What I Learned from a Cockroach
Like most people, I find cockroaches disgusting and repulsive, but one cockroach taught me a lesson just at the time I needed it. I’m afraid of bugs…always have been. I still remember them knocking and buzzing at the screen as I tried to sleep on a hot night without air conditioning in Chicago when I was a young girl.
It was the mid-90s on a sultry afternoon in New Orleans. I’d just left our company’s partner conference. I was in turmoil about whether to leave the company; it was just a matter of time before it would go belly up. Layoffs were underway, and the high-tech giant was floundering.
I was burned out; and as the workers left, the rest of us shouldered more of the load. I had reached a fork in the road: Stay or go before the end. I was offered a corporate position, but it was really too late for a turnaround. If I left, I had no idea what I would do next. I felt “stuck” in my responsibilities and could not see a way out.
On the way back to the hotel, I discovered an art glass studio where students were shaping lava-like, molten glass into beautiful decorative vases and bowls. I love art glass, so I couldn’t pass up the chance to watch the amazing process of golden liquid glass being fired. It was an old warehouse with a tall, arched glass skylight, a dramatic rooftop for the fiery ovens below, where the glass was given its final form.
Suddenly a storm blew in, the sky blackened, and lightning streaked above the skylight, putting nature’s fireworks on display—a theatrical production of fire and rain clashing as the glass was given life by the glassblowers: a dramatic moment of blazing fire, pounding water, and lashing wind.
A deluge struck the building, and we were caught on foot in a flash flood. The street quickly swelled with rushing water. We took off our shoes, rolled up our slacks, and waded into thigh-high murky water, feeling the pavement under our feet, unable to see what was beneath the quickening current.
We sought higher ground and saw a historic town home nearby with a dozen steps up to its landing. We climbed as quickly as we could to safety as the water continued to rise. We were not the only ones seeking dry ground. Below us, we watched a giant roach instinctively inch its way up each concrete step to avoid being swept away. Once again, I felt that familiar revulsion, but I was stuck in place.
As I observed the roach work its way to safety, I became fascinated by its behavior. It knew what to do and how to survive. In the storm, the roach moved forward to live. That was the sign I needed.

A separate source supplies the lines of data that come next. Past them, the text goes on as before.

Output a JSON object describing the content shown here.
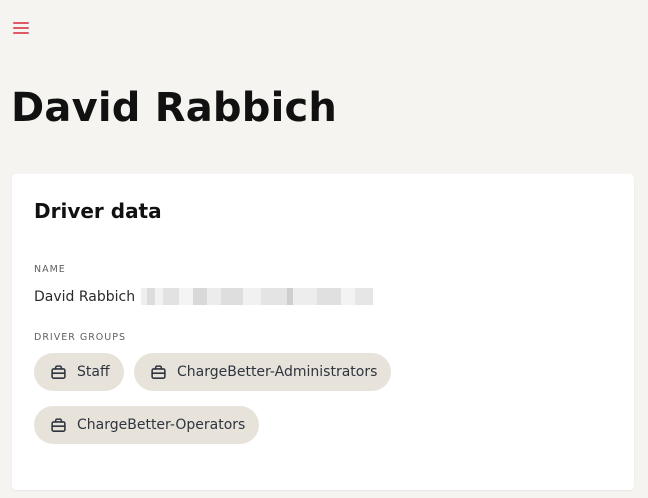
{
  "header": {
    "menu_icon": "hamburger-menu-icon",
    "accent_color": "#e05a66"
  },
  "page": {
    "title": "David Rabbich"
  },
  "driver_card": {
    "title": "Driver data",
    "name_label": "NAME",
    "name_value": "David Rabbich",
    "groups_label": "DRIVER GROUPS",
    "group_icon": "briefcase-icon",
    "groups": [
      "Staff",
      "ChargeBetter-Administrators",
      "ChargeBetter-Operators"
    ]
  }
}
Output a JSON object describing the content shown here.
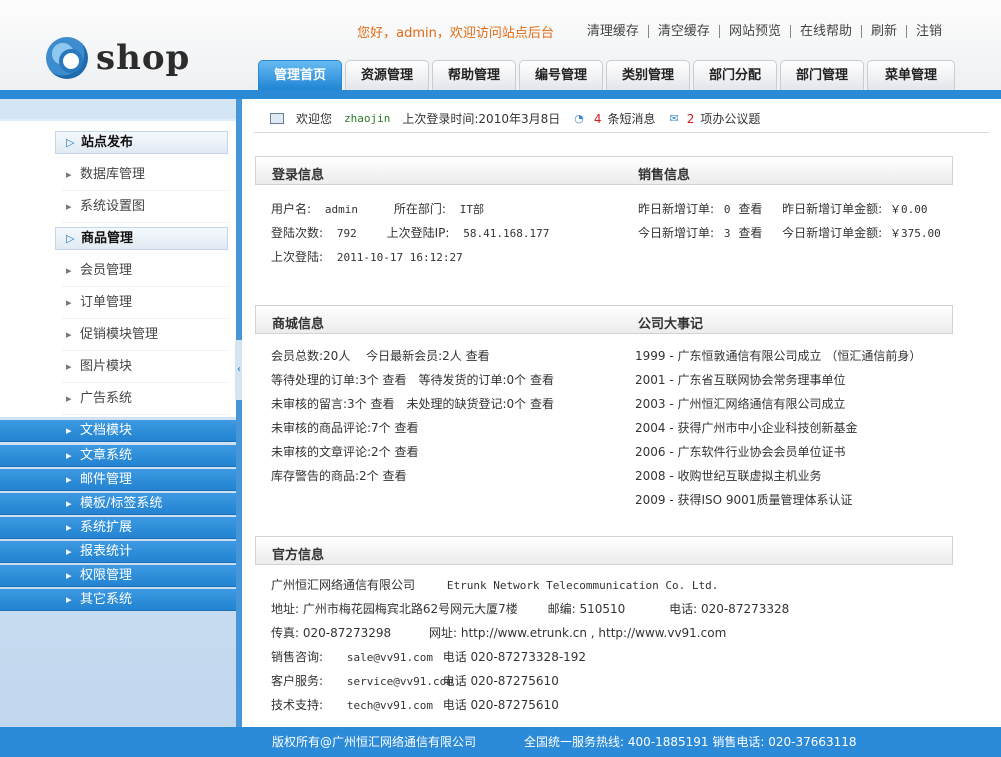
{
  "header": {
    "logo_text": "shop",
    "greeting": "您好，admin，欢迎访问站点后台",
    "links": [
      "清理缓存",
      "清空缓存",
      "网站预览",
      "在线帮助",
      "刷新",
      "注销"
    ],
    "nav": [
      "管理首页",
      "资源管理",
      "帮助管理",
      "编号管理",
      "类别管理",
      "部门分配",
      "部门管理",
      "菜单管理"
    ]
  },
  "sidebar": {
    "section1": {
      "title": "站点发布",
      "items": [
        "数据库管理",
        "系统设置图"
      ]
    },
    "section2": {
      "title": "商品管理",
      "items": [
        "会员管理",
        "订单管理",
        "促销模块管理",
        "图片模块",
        "广告系统"
      ]
    },
    "blue_items": [
      "文档模块",
      "文章系统",
      "邮件管理",
      "模板/标签系统",
      "系统扩展",
      "报表统计",
      "权限管理",
      "其它系统"
    ]
  },
  "welcome": {
    "prefix": "欢迎您",
    "username": "zhaojin",
    "last_login": "上次登录时间:2010年3月8日",
    "msg_count": "4",
    "msg_label": "条短消息",
    "todo_count": "2",
    "todo_label": "项办公议题"
  },
  "login_info": {
    "title": "登录信息",
    "username_label": "用户名:",
    "username": "admin",
    "dept_label": "所在部门:",
    "dept": "IT部",
    "count_label": "登陆次数:",
    "count": "792",
    "last_ip_label": "上次登陆IP:",
    "last_ip": "58.41.168.177",
    "last_login_label": "上次登陆:",
    "last_login": "2011-10-17 16:12:27"
  },
  "sales_info": {
    "title": "销售信息",
    "row1_label": "昨日新增订单:",
    "row1_val": "0",
    "row1_amount_label": "昨日新增订单金额:",
    "row1_amount": "￥0.00",
    "row2_label": "今日新增订单:",
    "row2_val": "3",
    "row2_amount_label": "今日新增订单金额:",
    "row2_amount": "￥375.00",
    "view": "查看"
  },
  "mall_info": {
    "title": "商城信息",
    "rows": [
      "会员总数:20人　 今日最新会员:2人 查看",
      "等待处理的订单:3个 查看　等待发货的订单:0个 查看",
      "未审核的留言:3个 查看　未处理的缺货登记:0个 查看",
      "未审核的商品评论:7个 查看",
      "未审核的文章评论:2个 查看",
      "库存警告的商品:2个 查看"
    ]
  },
  "events": {
    "title": "公司大事记",
    "rows": [
      "1999 - 广东恒敦通信有限公司成立 （恒汇通信前身）",
      "2001 - 广东省互联网协会常务理事单位",
      "2003 - 广州恒汇网络通信有限公司成立",
      "2004 - 获得广州市中小企业科技创新基金",
      "2006 - 广东软件行业协会会员单位证书",
      "2008 - 收购世纪互联虚拟主机业务",
      "2009 - 获得ISO 9001质量管理体系认证"
    ]
  },
  "official": {
    "title": "官方信息",
    "company": "广州恒汇网络通信有限公司",
    "company_en": "Etrunk Network Telecommunication Co. Ltd.",
    "address": "地址: 广州市梅花园梅宾北路62号网元大厦7楼",
    "zip": "邮编: 510510",
    "phone": "电话: 020-87273328",
    "fax": "传真: 020-87273298",
    "site": "网址: http://www.etrunk.cn , http://www.vv91.com",
    "sales_label": "销售咨询:",
    "sales_email": "sale@vv91.com",
    "sales_phone": "电话 020-87273328-192",
    "service_label": "客户服务:",
    "service_email": "service@vv91.com",
    "service_phone": "电话 020-87275610",
    "tech_label": "技术支持:",
    "tech_email": "tech@vv91.com",
    "tech_phone": "电话 020-87275610"
  },
  "footer": {
    "copyright": "版权所有@广州恒汇网络通信有限公司",
    "hotline": "全国统一服务热线: 400-1885191 销售电话: 020-37663118"
  }
}
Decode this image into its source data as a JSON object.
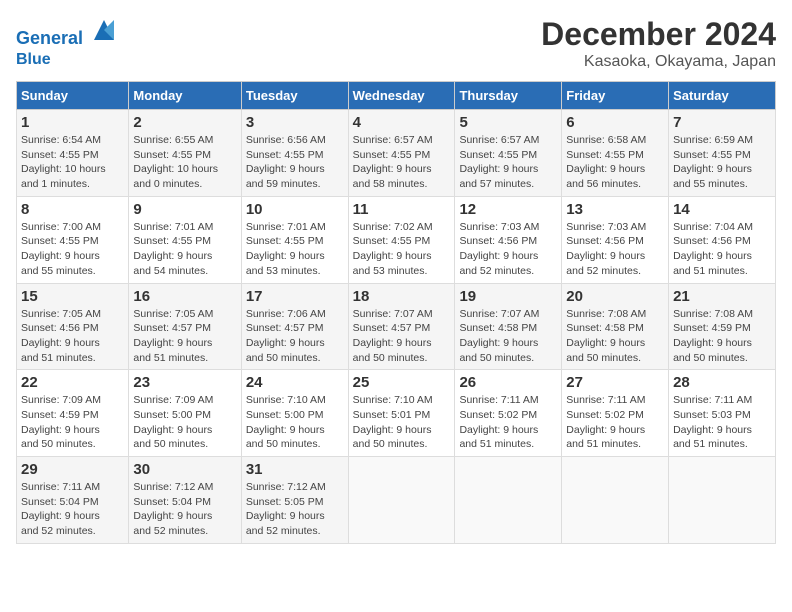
{
  "logo": {
    "line1": "General",
    "line2": "Blue"
  },
  "title": "December 2024",
  "subtitle": "Kasaoka, Okayama, Japan",
  "days_of_week": [
    "Sunday",
    "Monday",
    "Tuesday",
    "Wednesday",
    "Thursday",
    "Friday",
    "Saturday"
  ],
  "weeks": [
    [
      {
        "day": "1",
        "sunrise": "6:54 AM",
        "sunset": "4:55 PM",
        "daylight_h": "10",
        "daylight_m": "1"
      },
      {
        "day": "2",
        "sunrise": "6:55 AM",
        "sunset": "4:55 PM",
        "daylight_h": "10",
        "daylight_m": "0"
      },
      {
        "day": "3",
        "sunrise": "6:56 AM",
        "sunset": "4:55 PM",
        "daylight_h": "9",
        "daylight_m": "59"
      },
      {
        "day": "4",
        "sunrise": "6:57 AM",
        "sunset": "4:55 PM",
        "daylight_h": "9",
        "daylight_m": "58"
      },
      {
        "day": "5",
        "sunrise": "6:57 AM",
        "sunset": "4:55 PM",
        "daylight_h": "9",
        "daylight_m": "57"
      },
      {
        "day": "6",
        "sunrise": "6:58 AM",
        "sunset": "4:55 PM",
        "daylight_h": "9",
        "daylight_m": "56"
      },
      {
        "day": "7",
        "sunrise": "6:59 AM",
        "sunset": "4:55 PM",
        "daylight_h": "9",
        "daylight_m": "55"
      }
    ],
    [
      {
        "day": "8",
        "sunrise": "7:00 AM",
        "sunset": "4:55 PM",
        "daylight_h": "9",
        "daylight_m": "55"
      },
      {
        "day": "9",
        "sunrise": "7:01 AM",
        "sunset": "4:55 PM",
        "daylight_h": "9",
        "daylight_m": "54"
      },
      {
        "day": "10",
        "sunrise": "7:01 AM",
        "sunset": "4:55 PM",
        "daylight_h": "9",
        "daylight_m": "53"
      },
      {
        "day": "11",
        "sunrise": "7:02 AM",
        "sunset": "4:55 PM",
        "daylight_h": "9",
        "daylight_m": "53"
      },
      {
        "day": "12",
        "sunrise": "7:03 AM",
        "sunset": "4:56 PM",
        "daylight_h": "9",
        "daylight_m": "52"
      },
      {
        "day": "13",
        "sunrise": "7:03 AM",
        "sunset": "4:56 PM",
        "daylight_h": "9",
        "daylight_m": "52"
      },
      {
        "day": "14",
        "sunrise": "7:04 AM",
        "sunset": "4:56 PM",
        "daylight_h": "9",
        "daylight_m": "51"
      }
    ],
    [
      {
        "day": "15",
        "sunrise": "7:05 AM",
        "sunset": "4:56 PM",
        "daylight_h": "9",
        "daylight_m": "51"
      },
      {
        "day": "16",
        "sunrise": "7:05 AM",
        "sunset": "4:57 PM",
        "daylight_h": "9",
        "daylight_m": "51"
      },
      {
        "day": "17",
        "sunrise": "7:06 AM",
        "sunset": "4:57 PM",
        "daylight_h": "9",
        "daylight_m": "50"
      },
      {
        "day": "18",
        "sunrise": "7:07 AM",
        "sunset": "4:57 PM",
        "daylight_h": "9",
        "daylight_m": "50"
      },
      {
        "day": "19",
        "sunrise": "7:07 AM",
        "sunset": "4:58 PM",
        "daylight_h": "9",
        "daylight_m": "50"
      },
      {
        "day": "20",
        "sunrise": "7:08 AM",
        "sunset": "4:58 PM",
        "daylight_h": "9",
        "daylight_m": "50"
      },
      {
        "day": "21",
        "sunrise": "7:08 AM",
        "sunset": "4:59 PM",
        "daylight_h": "9",
        "daylight_m": "50"
      }
    ],
    [
      {
        "day": "22",
        "sunrise": "7:09 AM",
        "sunset": "4:59 PM",
        "daylight_h": "9",
        "daylight_m": "50"
      },
      {
        "day": "23",
        "sunrise": "7:09 AM",
        "sunset": "5:00 PM",
        "daylight_h": "9",
        "daylight_m": "50"
      },
      {
        "day": "24",
        "sunrise": "7:10 AM",
        "sunset": "5:00 PM",
        "daylight_h": "9",
        "daylight_m": "50"
      },
      {
        "day": "25",
        "sunrise": "7:10 AM",
        "sunset": "5:01 PM",
        "daylight_h": "9",
        "daylight_m": "50"
      },
      {
        "day": "26",
        "sunrise": "7:11 AM",
        "sunset": "5:02 PM",
        "daylight_h": "9",
        "daylight_m": "51"
      },
      {
        "day": "27",
        "sunrise": "7:11 AM",
        "sunset": "5:02 PM",
        "daylight_h": "9",
        "daylight_m": "51"
      },
      {
        "day": "28",
        "sunrise": "7:11 AM",
        "sunset": "5:03 PM",
        "daylight_h": "9",
        "daylight_m": "51"
      }
    ],
    [
      {
        "day": "29",
        "sunrise": "7:11 AM",
        "sunset": "5:04 PM",
        "daylight_h": "9",
        "daylight_m": "52"
      },
      {
        "day": "30",
        "sunrise": "7:12 AM",
        "sunset": "5:04 PM",
        "daylight_h": "9",
        "daylight_m": "52"
      },
      {
        "day": "31",
        "sunrise": "7:12 AM",
        "sunset": "5:05 PM",
        "daylight_h": "9",
        "daylight_m": "52"
      },
      null,
      null,
      null,
      null
    ]
  ]
}
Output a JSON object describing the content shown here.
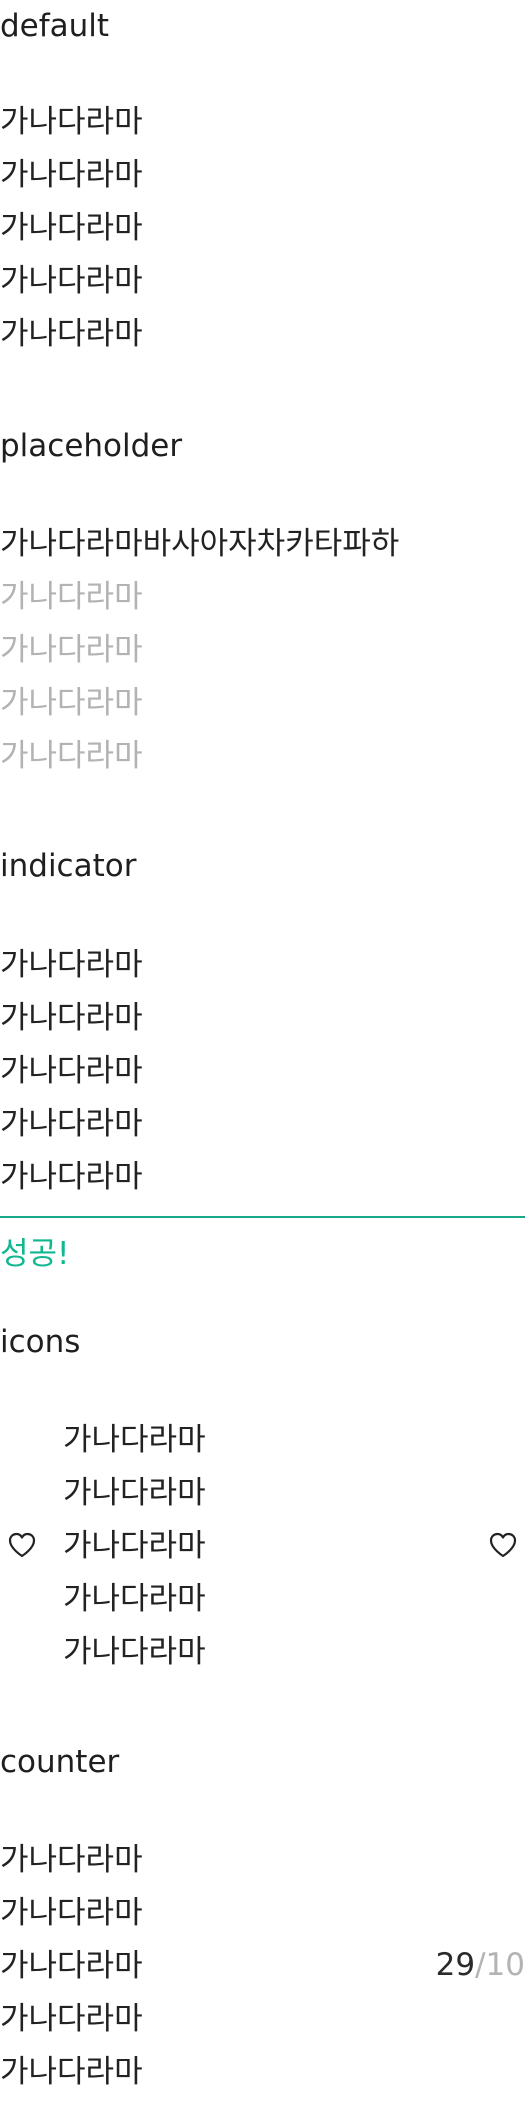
{
  "sections": {
    "default": {
      "title": "default",
      "lines": [
        "가나다라마",
        "가나다라마",
        "가나다라마",
        "가나다라마",
        "가나다라마"
      ]
    },
    "placeholder": {
      "title": "placeholder",
      "value": "가나다라마바사아자차카타파하",
      "placeholder_lines": [
        "가나다라마",
        "가나다라마",
        "가나다라마",
        "가나다라마"
      ]
    },
    "indicator": {
      "title": "indicator",
      "lines": [
        "가나다라마",
        "가나다라마",
        "가나다라마",
        "가나다라마",
        "가나다라마"
      ],
      "helper_text": "성공!",
      "indicator_color": "#1aa88a",
      "helper_color": "#11b88f"
    },
    "icons": {
      "title": "icons",
      "lines": [
        "가나다라마",
        "가나다라마",
        "가나다라마",
        "가나다라마",
        "가나다라마"
      ],
      "left_icon": "heart-icon",
      "right_icon": "heart-icon"
    },
    "counter": {
      "title": "counter",
      "lines": [
        "가나다라마",
        "가나다라마",
        "가나다라마",
        "가나다라마",
        "가나다라마"
      ],
      "current": "29",
      "separator": "/",
      "max": "10"
    }
  }
}
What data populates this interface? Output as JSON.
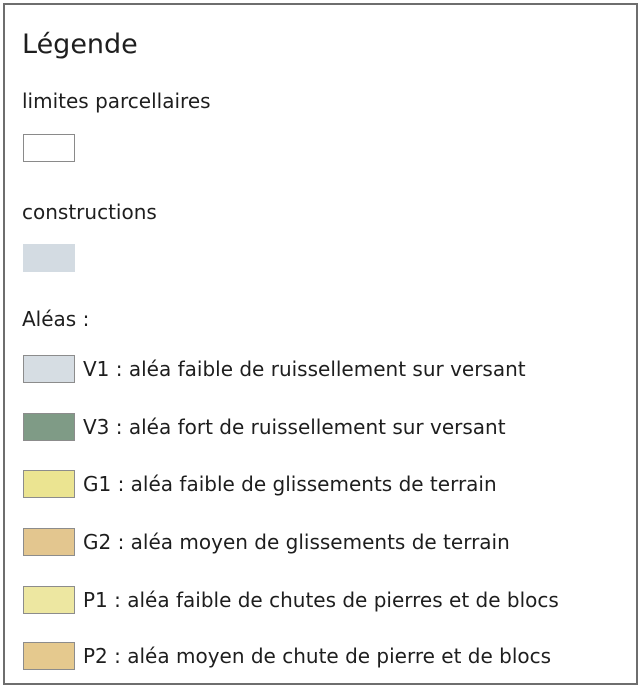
{
  "legend": {
    "title": "Légende",
    "parcel_limits": {
      "label": "limites parcellaires",
      "swatch_color": "#ffffff"
    },
    "constructions": {
      "label": "constructions",
      "swatch_color": "#d3dbe2"
    },
    "hazards_heading": "Aléas :",
    "hazards": [
      {
        "label": "V1 : aléa faible de ruissellement sur versant",
        "color": "#d6dde3"
      },
      {
        "label": "V3 : aléa fort de ruissellement sur versant",
        "color": "#7f9b86"
      },
      {
        "label": "G1 : aléa faible de glissements de terrain",
        "color": "#ebe491"
      },
      {
        "label": "G2 : aléa moyen de glissements de terrain",
        "color": "#e3c68f"
      },
      {
        "label": "P1 : aléa faible de chutes de pierres et de blocs",
        "color": "#ede7a1"
      },
      {
        "label": "P2 : aléa moyen de chute de pierre et de blocs",
        "color": "#e5c98e"
      }
    ]
  }
}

I, too, had to move on and flee the corporate storm that was destroying my spirit and future.
I am still squeamish when I see a cockroach but am grateful for the lesson it taught me that day, when I needed to escape the murky turmoil around me and regain my footing on solid ground. Sometimes, life lessons come from the most unexpected encounters.
Previously posted: http://justdoingmythingcom.blogspot.com